- **Exercise instructions**:
Return the records as they stand. No picture is to be included.

- **Data for this task**:

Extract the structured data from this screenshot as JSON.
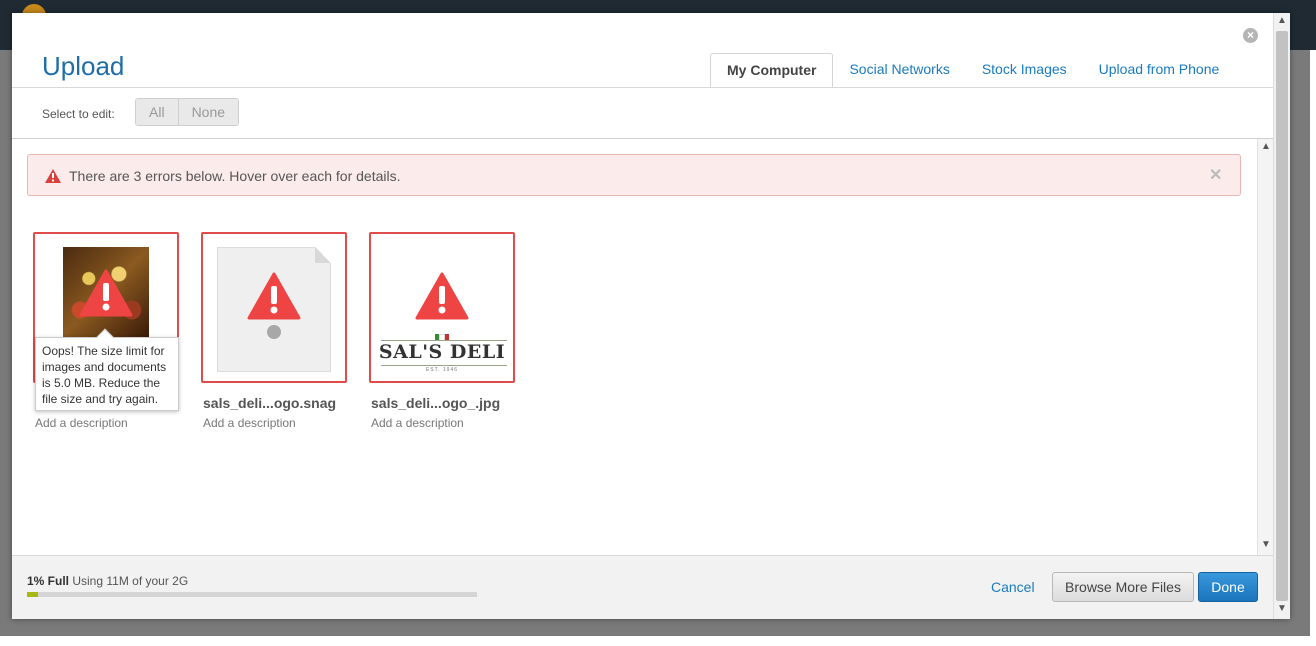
{
  "dialog": {
    "title": "Upload"
  },
  "tabs": [
    {
      "label": "My Computer",
      "active": true
    },
    {
      "label": "Social Networks",
      "active": false
    },
    {
      "label": "Stock Images",
      "active": false
    },
    {
      "label": "Upload from Phone",
      "active": false
    }
  ],
  "select": {
    "label": "Select to edit:",
    "all": "All",
    "none": "None"
  },
  "alert": {
    "text": "There are 3 errors below. Hover over each for details.",
    "icon": "warning-triangle-icon",
    "close_icon": "close-icon"
  },
  "files": [
    {
      "name": "",
      "description": "Add a description",
      "thumbnail": "photo",
      "status": "error"
    },
    {
      "name": "sals_deli...ogo.snag",
      "description": "Add a description",
      "thumbnail": "document",
      "status": "error"
    },
    {
      "name": "sals_deli...ogo_.jpg",
      "description": "Add a description",
      "thumbnail": "logo",
      "status": "error"
    }
  ],
  "logo": {
    "text": "SAL'S DELI",
    "est": "EST. 1946"
  },
  "tooltip": {
    "text": "Oops! The size limit for images and documents is 5.0 MB. Reduce the file size and try again."
  },
  "footer": {
    "usage_bold": "1% Full",
    "usage_text": " Using 11M of your 2G",
    "usage_percent": 1,
    "cancel": "Cancel",
    "browse": "Browse More Files",
    "done": "Done"
  },
  "colors": {
    "accent": "#1a7bc0",
    "error": "#e04b4b",
    "progress": "#a7b811",
    "primary_button": "#1b75bd"
  }
}
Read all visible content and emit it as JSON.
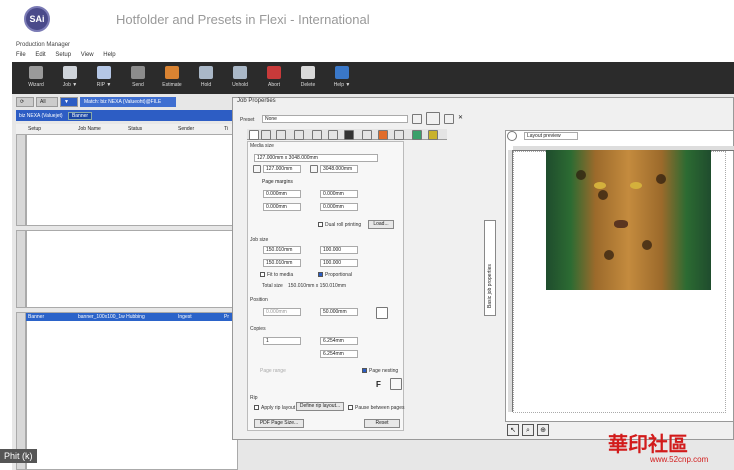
{
  "video": {
    "title": "Hotfolder and Presets in Flexi - International",
    "logo_text": "SAi",
    "caption": "Phit (k)",
    "watermark": "華印社區",
    "watermark_url": "www.52cnp.com"
  },
  "app": {
    "title": "Production Manager",
    "menu": [
      "File",
      "Edit",
      "Setup",
      "View",
      "Help"
    ]
  },
  "toolbar": [
    {
      "label": "Wizard",
      "color": "#9a9a9a"
    },
    {
      "label": "Job ▼",
      "color": "#cfd4da"
    },
    {
      "label": "RIP ▼",
      "color": "#b5c7e6"
    },
    {
      "label": "Send",
      "color": "#8c8c8c"
    },
    {
      "label": "Estimate",
      "color": "#d98332"
    },
    {
      "label": "Hold",
      "color": "#aab8c8"
    },
    {
      "label": "Unhold",
      "color": "#aab8c8"
    },
    {
      "label": "Abort",
      "color": "#c83a3a"
    },
    {
      "label": "Delete",
      "color": "#d9d9d9"
    },
    {
      "label": "Help ▼",
      "color": "#3a78c9"
    }
  ],
  "tabs": {
    "all": "All",
    "match": "Match: biz NEXA (Valueoht)@FILE"
  },
  "queue": {
    "printer": "biz NEXA (Valuejet)",
    "dropdown": "Banner",
    "columns": [
      "Setup",
      "Job Name",
      "Status",
      "Sender",
      "Ti"
    ],
    "row": {
      "setup": "Banner",
      "job": "banner_100x100_1w Hubbing",
      "status": "Ingest",
      "sender": "Pr"
    },
    "lane1": "Setup",
    "lane2": "RIP"
  },
  "dialog": {
    "title": "Job Properties",
    "preset_label": "Preset",
    "preset_value": "None",
    "media_label": "Media size",
    "media_value": "127.000mm x 3048.000mm",
    "width": "127.000mm",
    "height": "3048.000mm",
    "margins_label": "Page margins",
    "m1": "0.000mm",
    "m2": "0.000mm",
    "m3": "0.000mm",
    "m4": "0.000mm",
    "dual_roll": "Dual roll printing",
    "load": "Load...",
    "job_size": "Job size",
    "js_w": "150.010mm",
    "js_pct": "100.000",
    "js_h": "150.010mm",
    "js_pct2": "100.000",
    "fit_media": "Fit to media",
    "proportional": "Proportional",
    "total_label": "Total size",
    "total_value": "150.010mm x 150.010mm",
    "position_label": "Position",
    "pos_x": "0.000mm",
    "pos_y": "50.000mm",
    "copies_label": "Copies",
    "copies": "1",
    "gap1": "6.254mm",
    "gap2": "6.254mm",
    "page_range": "Page range",
    "page_nesting": "Page nesting",
    "rip_label": "Rip",
    "apply_layout": "Apply rip layout",
    "define_layout": "Define rip layout...",
    "pause_pages": "Pause between pages",
    "pdf_page": "PDF Page Size...",
    "reset": "Reset",
    "layout_preview": "Layout preview",
    "tab_strip": "Basic job properties"
  }
}
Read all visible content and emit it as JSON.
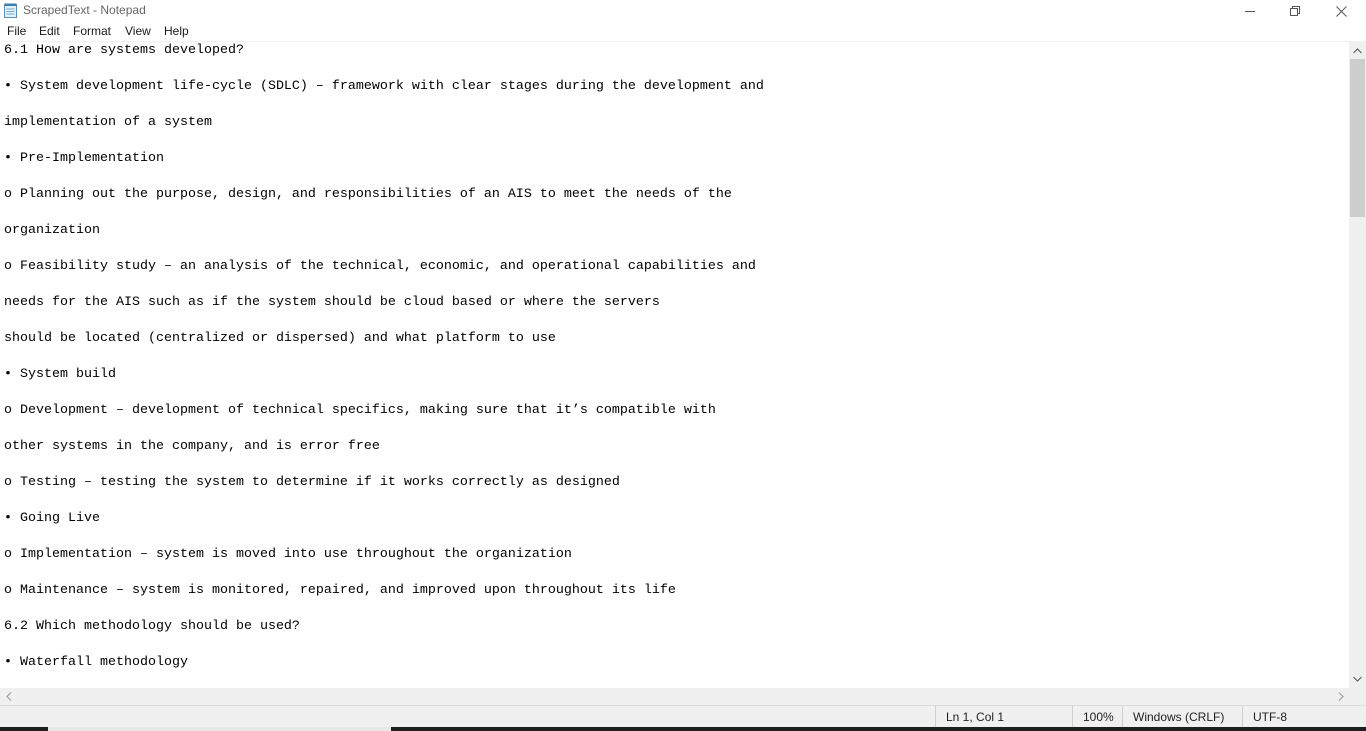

- **Solution to this task**:
Extract the structured data from this screenshot as JSON.
{
  "dialog": {
    "title": "Upload"
  },
  "tabs": [
    {
      "label": "My Computer",
      "active": true
    },
    {
      "label": "Social Networks",
      "active": false
    },
    {
      "label": "Stock Images",
      "active": false
    },
    {
      "label": "Upload from Phone",
      "active": false
    }
  ],
  "select": {
    "label": "Select to edit:",
    "all": "All",
    "none": "None"
  },
  "alert": {
    "text": "There are 3 errors below. Hover over each for details.",
    "icon": "warning-triangle-icon",
    "close_icon": "close-icon"
  },
  "files": [
    {
      "name": "",
      "description": "Add a description",
      "thumbnail": "photo",
      "status": "error"
    },
    {
      "name": "sals_deli...ogo.snag",
      "description": "Add a description",
      "thumbnail": "document",
      "status": "error"
    },
    {
      "name": "sals_deli...ogo_.jpg",
      "description": "Add a description",
      "thumbnail": "logo",
      "status": "error"
    }
  ],
  "logo": {
    "text": "SAL'S DELI",
    "est": "EST. 1946"
  },
  "tooltip": {
    "text": "Oops! The size limit for images and documents is 5.0 MB. Reduce the file size and try again."
  },
  "footer": {
    "usage_bold": "1% Full",
    "usage_text": " Using 11M of your 2G",
    "usage_percent": 1,
    "cancel": "Cancel",
    "browse": "Browse More Files",
    "done": "Done"
  },
  "colors": {
    "accent": "#1a7bc0",
    "error": "#e04b4b",
    "progress": "#a7b811",
    "primary_button": "#1b75bd"
  }
}
Read all visible content and emit it as JSON.
{
  "video": {
    "title": "Hotfolder and Presets in Flexi - International",
    "logo_text": "SAi",
    "caption": "Phit (k)",
    "watermark": "華印社區",
    "watermark_url": "www.52cnp.com"
  },
  "app": {
    "title": "Production Manager",
    "menu": [
      "File",
      "Edit",
      "Setup",
      "View",
      "Help"
    ]
  },
  "toolbar": [
    {
      "label": "Wizard",
      "color": "#9a9a9a"
    },
    {
      "label": "Job ▼",
      "color": "#cfd4da"
    },
    {
      "label": "RIP ▼",
      "color": "#b5c7e6"
    },
    {
      "label": "Send",
      "color": "#8c8c8c"
    },
    {
      "label": "Estimate",
      "color": "#d98332"
    },
    {
      "label": "Hold",
      "color": "#aab8c8"
    },
    {
      "label": "Unhold",
      "color": "#aab8c8"
    },
    {
      "label": "Abort",
      "color": "#c83a3a"
    },
    {
      "label": "Delete",
      "color": "#d9d9d9"
    },
    {
      "label": "Help ▼",
      "color": "#3a78c9"
    }
  ],
  "tabs": {
    "all": "All",
    "match": "Match: biz NEXA (Valueoht)@FILE"
  },
  "queue": {
    "printer": "biz NEXA (Valuejet)",
    "dropdown": "Banner",
    "columns": [
      "Setup",
      "Job Name",
      "Status",
      "Sender",
      "Ti"
    ],
    "row": {
      "setup": "Banner",
      "job": "banner_100x100_1w Hubbing",
      "status": "Ingest",
      "sender": "Pr"
    },
    "lane1": "Setup",
    "lane2": "RIP"
  },
  "dialog": {
    "title": "Job Properties",
    "preset_label": "Preset",
    "preset_value": "None",
    "media_label": "Media size",
    "media_value": "127.000mm x 3048.000mm",
    "width": "127.000mm",
    "height": "3048.000mm",
    "margins_label": "Page margins",
    "m1": "0.000mm",
    "m2": "0.000mm",
    "m3": "0.000mm",
    "m4": "0.000mm",
    "dual_roll": "Dual roll printing",
    "load": "Load...",
    "job_size": "Job size",
    "js_w": "150.010mm",
    "js_pct": "100.000",
    "js_h": "150.010mm",
    "js_pct2": "100.000",
    "fit_media": "Fit to media",
    "proportional": "Proportional",
    "total_label": "Total size",
    "total_value": "150.010mm x 150.010mm",
    "position_label": "Position",
    "pos_x": "0.000mm",
    "pos_y": "50.000mm",
    "copies_label": "Copies",
    "copies": "1",
    "gap1": "6.254mm",
    "gap2": "6.254mm",
    "page_range": "Page range",
    "page_nesting": "Page nesting",
    "rip_label": "Rip",
    "apply_layout": "Apply rip layout",
    "define_layout": "Define rip layout...",
    "pause_pages": "Pause between pages",
    "pdf_page": "PDF Page Size...",
    "reset": "Reset",
    "layout_preview": "Layout preview",
    "tab_strip": "Basic job properties"
  }
}
Read all visible content and emit it as JSON.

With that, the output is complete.